Required work: Without changing a single character, copy every record below.

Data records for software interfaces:
------

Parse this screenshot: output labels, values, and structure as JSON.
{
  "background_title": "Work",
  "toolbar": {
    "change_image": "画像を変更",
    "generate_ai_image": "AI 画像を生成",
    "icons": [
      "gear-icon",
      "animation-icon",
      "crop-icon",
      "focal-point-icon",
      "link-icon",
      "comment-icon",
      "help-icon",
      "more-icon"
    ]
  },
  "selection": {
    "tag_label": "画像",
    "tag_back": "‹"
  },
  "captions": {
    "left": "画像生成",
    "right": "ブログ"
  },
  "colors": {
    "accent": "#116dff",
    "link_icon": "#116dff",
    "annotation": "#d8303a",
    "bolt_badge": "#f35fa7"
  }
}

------

Solution to the problem:
Parse this screenshot: output labels, values, and structure as JSON.
{
  "background_title": "Work",
  "toolbar": {
    "change_image": "画像を変更",
    "generate_ai_image": "AI 画像を生成",
    "icons": [
      "gear-icon",
      "animation-icon",
      "crop-icon",
      "focal-point-icon",
      "link-icon",
      "comment-icon",
      "help-icon",
      "more-icon"
    ]
  },
  "selection": {
    "tag_label": "画像",
    "tag_back": "‹"
  },
  "captions": {
    "left": "画像生成",
    "right": "ブログ"
  },
  "colors": {
    "accent": "#116dff",
    "link_icon": "#116dff",
    "annotation": "#d8303a",
    "bolt_badge": "#f35fa7"
  }
}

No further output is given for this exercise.